SOME MODERN THOMISTS claiming to follow the lead of Thomas Aquinas, hold that the objects of the types of mathematics known in the thirteenth century, such as the arithmetic of whole numbers and Euclidean geometry, are real entities. In scholastic terms they are not beings of reason but real beings. In his once-popular scholastic manual, Elementa Philosophiae Aristotelico-Thomisticae, Joseph Gredt maintains that, according to Aristotle and Thomas Aquinas, the object of mathematics is real quantity, either discrete quantity in arithmetic or (...) continuous quantity in geometry. The mathematician considers the essence of quantity in abstraction from its relation to real existence in bodily substance. "When quantity is considered in this way," he writes, "it is not a being of reason but a real being. Nevertheless it is so abstractly considered that it leaves out of account both real and conceptual existence." Recent mathematicians, Gredt continues, extend their speculation to fictitious quantity, which has conceptual but not real being; for example, the fourth dimension, which by its essence positively excludes a relation to real existence. According to Gredt this is a special, transcendental mathematics essentially distinct from "real mathematics," and belonging to it only by reduction. (shrink)

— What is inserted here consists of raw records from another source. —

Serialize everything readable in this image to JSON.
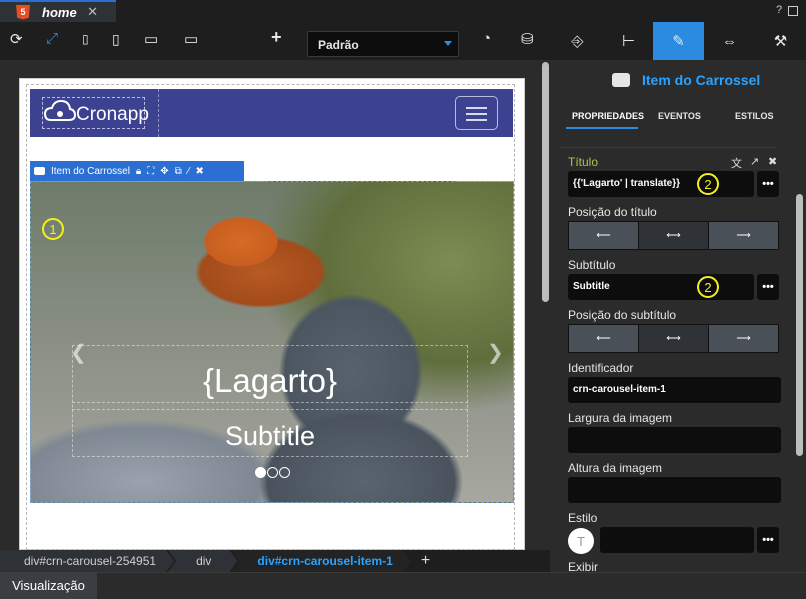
{
  "tabs": [
    {
      "label": "home",
      "badge": "5"
    }
  ],
  "toolbar": {
    "device_select": "Padrão"
  },
  "navbar": {
    "brand": "Cronapp"
  },
  "selection": {
    "label": "Item do Carrossel"
  },
  "carousel": {
    "marker": "1",
    "title": "{Lagarto}",
    "subtitle": "Subtitle",
    "indicators": 3,
    "active_indicator": 1
  },
  "breadcrumb": {
    "items": [
      "div#crn-carousel-254951",
      "div",
      "div#crn-carousel-item-1"
    ],
    "add_label": "+"
  },
  "bottom": {
    "tab_label": "Visualização"
  },
  "panel": {
    "title": "Item do Carrossel",
    "tabs": [
      "PROPRIEDADES",
      "EVENTOS",
      "ESTILOS"
    ],
    "fields": {
      "titulo_label": "Título",
      "titulo_value": "{{'Lagarto' | translate}}",
      "titulo_pos_label": "Posição do título",
      "subtitulo_label": "Subtítulo",
      "subtitulo_value": "Subtitle",
      "subtitulo_pos_label": "Posição do subtítulo",
      "identificador_label": "Identificador",
      "identificador_value": "crn-carousel-item-1",
      "largura_label": "Largura da imagem",
      "altura_label": "Altura da imagem",
      "estilo_label": "Estilo",
      "estilo_avatar": "T",
      "exibir_label": "Exibir"
    },
    "markers": [
      "2",
      "2"
    ],
    "dots_label": "•••"
  },
  "colors": {
    "accent": "#2a8be0",
    "navbar": "#3c4290",
    "title_label": "#a8c84a",
    "marker": "#f6f01a"
  }
}
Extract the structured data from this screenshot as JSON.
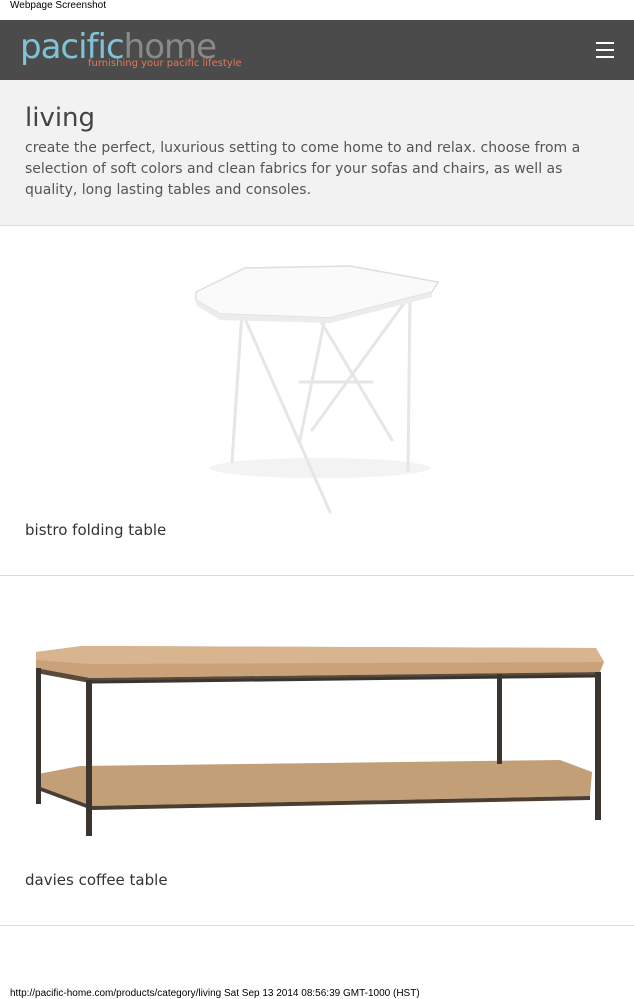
{
  "screenshot_caption": "Webpage Screenshot",
  "header": {
    "logo_part1": "pacific",
    "logo_part2": "home",
    "tagline": "furnishing your pacific lifestyle",
    "menu_icon": "hamburger-menu-icon",
    "colors": {
      "background": "#4b4b4b",
      "logo_blue": "#7fc4d6",
      "logo_grey": "#8a8a8a",
      "tagline": "#e07a58"
    }
  },
  "category": {
    "title": "living",
    "description": "create the perfect, luxurious setting to come home to and relax. choose from a selection of soft colors and clean fabrics for your sofas and chairs, as well as quality, long lasting tables and consoles."
  },
  "products": [
    {
      "name": "bistro folding table",
      "image": "white-folding-table"
    },
    {
      "name": "davies coffee table",
      "image": "wood-metal-coffee-table"
    }
  ],
  "footer": {
    "status_line": "http://pacific-home.com/products/category/living Sat Sep 13 2014 08:56:39 GMT-1000 (HST)"
  }
}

After a survey of disagreements among Thomists on the nature of mathematical abstraction, the author cites Aquinas's text Scriptum super libros Sententiarum, I, d. 2, a.3 (a late text inserted in an older work). It assimilates the objects of mathematics to those of logic, thus admitting a remote foundation in reality but not the direct one of the concepts of the physical sciences.